Durum wheat production was down 40 percent, and all other spring wheat was down about 8 percent, thanks to a hot, dry July that drastically reduced yields in most places, especially central and western North Dakota.
According to the USDA, durum wheat production is forecast at about 60.4 million bushels, down 40 percent from 2005. That's partly due to less acreage dedicated to durum, which is selling considerably lower than spring wheat on the market at under $4 per bushel.
Spring wheat, meanwhile, has hit big highs over the past four months, thanks to hot, dry weather across much of the breadbasket of the United States. Farmers with good crops are excited to hear about wheat selling locally at $4.75 to $4.95 per bushel, and prices up over the $5 range in the Minneapolis area.
The seasonal average for wheat will be about $3.70-$4.30 per bushel, up from $3.42 each of the last two years. That price includes durum.
Acreage was up in spring wheat more than 4 percent from last year.
Ending stocks of wheat are projected to be down about a quarter from a year ago, but still rolling in more than 400 million bushels. Some wet, cooler weather that hit at the end of July and in early August has helped those who haven't cut their wheat.
"We're going to see the crop size reduced as we go along thanks to the hot, dry weather, but it might not be as bad as some projected," George Flaskerud, crops economist at North Dakota State University Extension Service, said. "And the price increases may not be over, considering the weather forecast."
Futures were doing very well, as those planting winter wheat for next year were trading very high.
Those with solid crops will be able to cash in, as Dakota Ag Cooperative's West Fargo, Horace and Harwood sites were taking in truckloads all week long. Many farmers are looking at decent yields in some of the Cass County area thanks to timely rains, but July's heat did put a pinch on things and farmers won't likely see the record yields of 38 to 30 bushels per acre for durum they saw as recently as 2003.
Durum took perhaps the biggest hit. In fact, the USDA is putting durum yields at about 33 bushels per acre, down more than four bushels from the 2005 growing season, which saw extremely wet conditions in the southern end of the Red River Valley wipe out some wheat fields in June. However, farmers who weren't wiped out by deluges were able to bring in huge harvests thanks to a relatively average summer.
This summer, April's floods gave way to very dry months in June and July. That was primarily responsible for dropping yields by nearly 10 percent.
"If realized, this will be the lowest harvested area for durum since 1961 and the lowest production since 1988," the Ag Statistics Board reported last week.
Winter wheat production will top out at about 1.28 billion bushels, the report said, 15 percent below the harvest of 2005. Nationally, winter wheat yields look to be about 41.1 bushels per acre, down about three bushels from last year and way below records set in 2003 and 2004, where yields were up over 45. Spring wheat this year will bring in yields of 33 bushels per acre, down from about 37 last year.

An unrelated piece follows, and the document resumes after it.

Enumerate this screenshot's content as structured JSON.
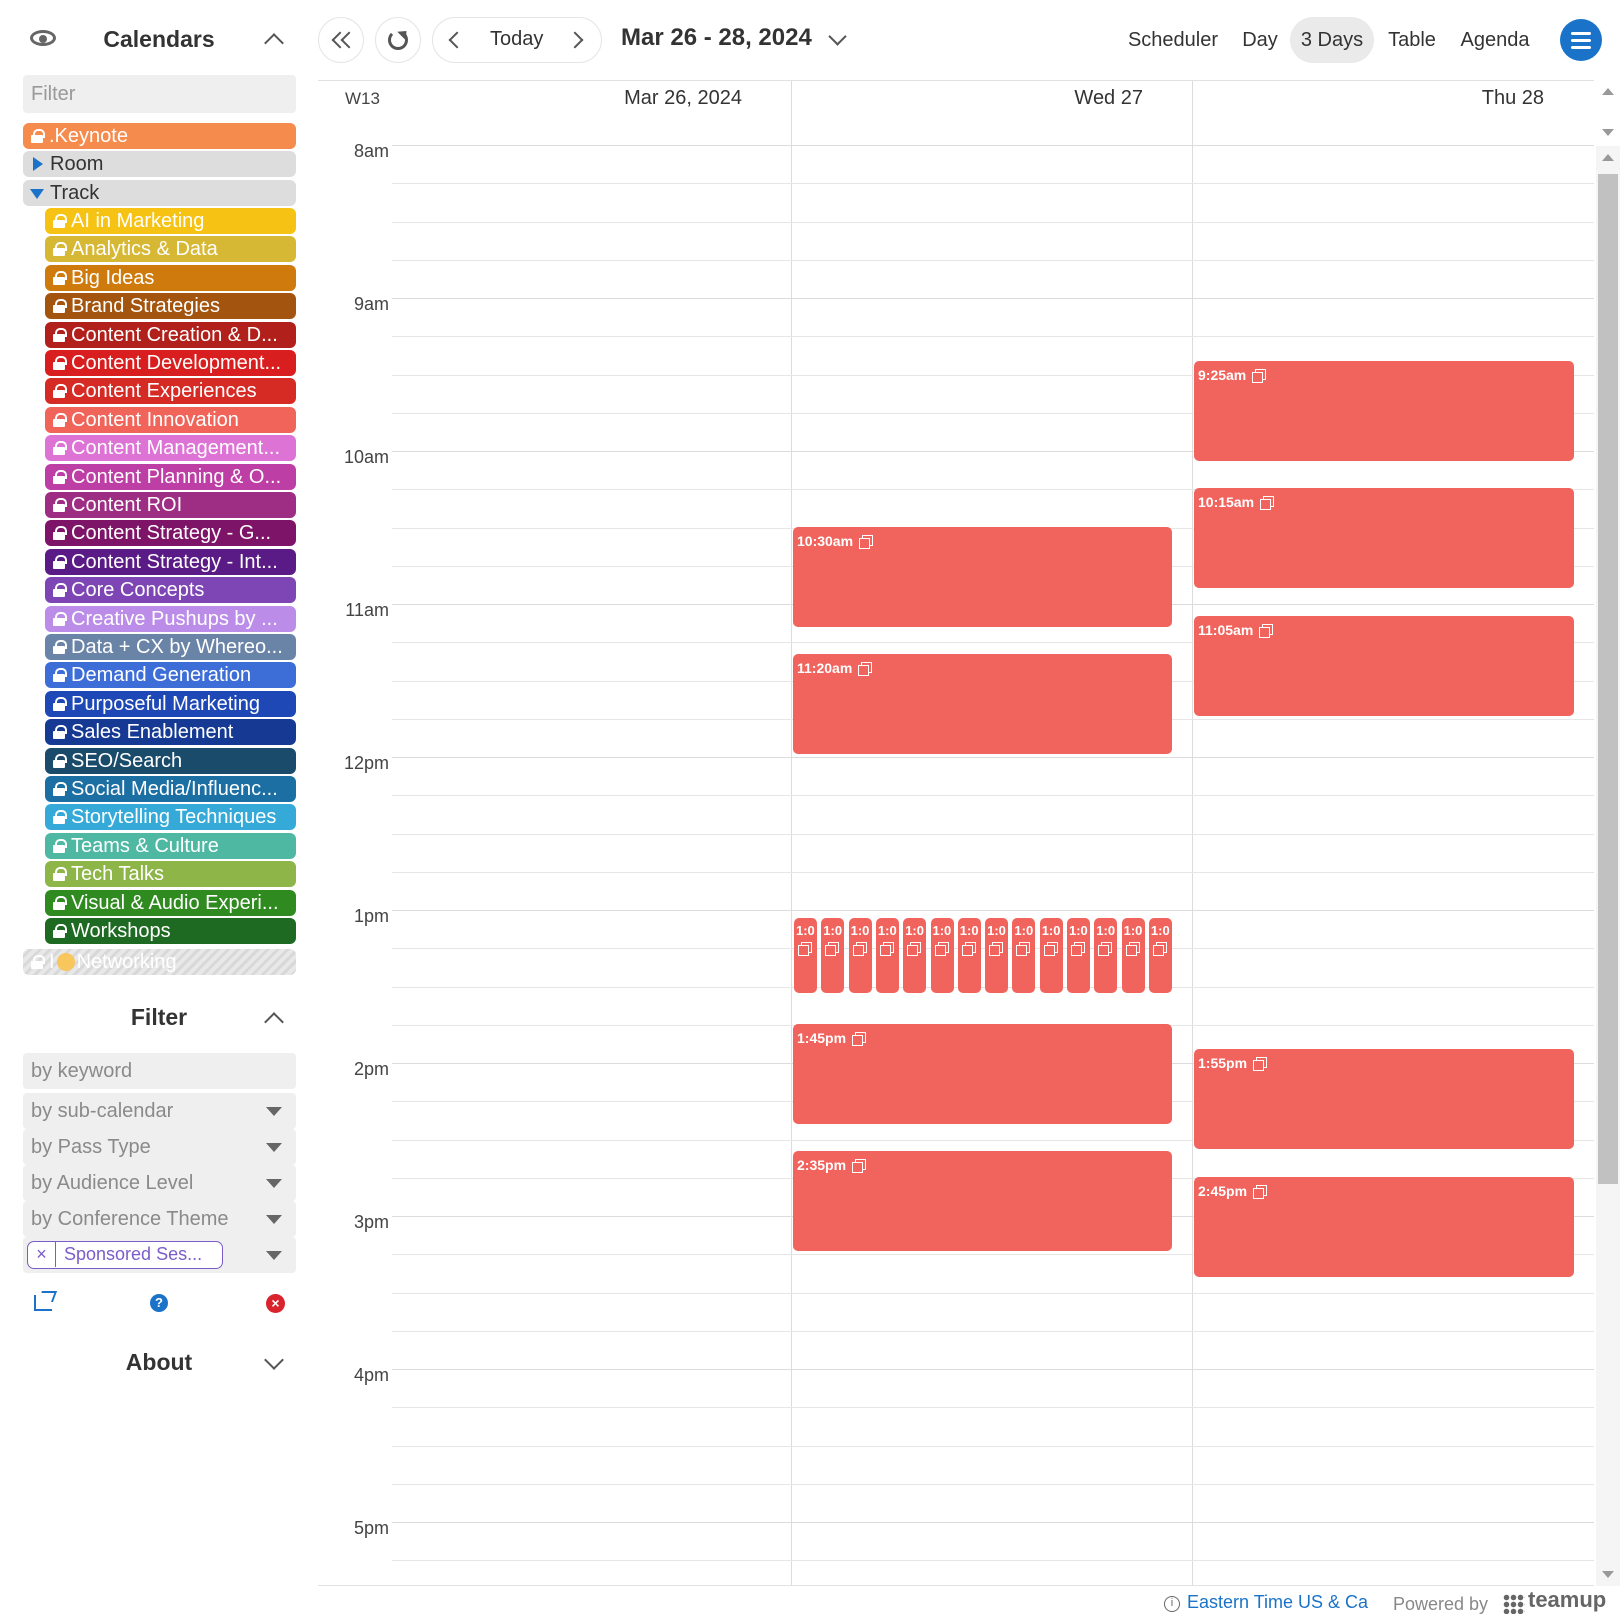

Barley yields were also off, with yields reduced to about 63.4 bushels per acre. Prices were hovering near last year's average, with sales at $2.45 to $2.85 locally. That's near the price of $2.53 given last year.
Corn, seen as this area's contribution to the energy crisis, will have a huge year in terms of acres planted and price, up more than 30 cents from last year. However, much lower yields (dry weather) and more corn dedicated to feed will hurt the overall crop.
For more information, visit the National Agricultural Statistics Service at www.nass.usda.gov.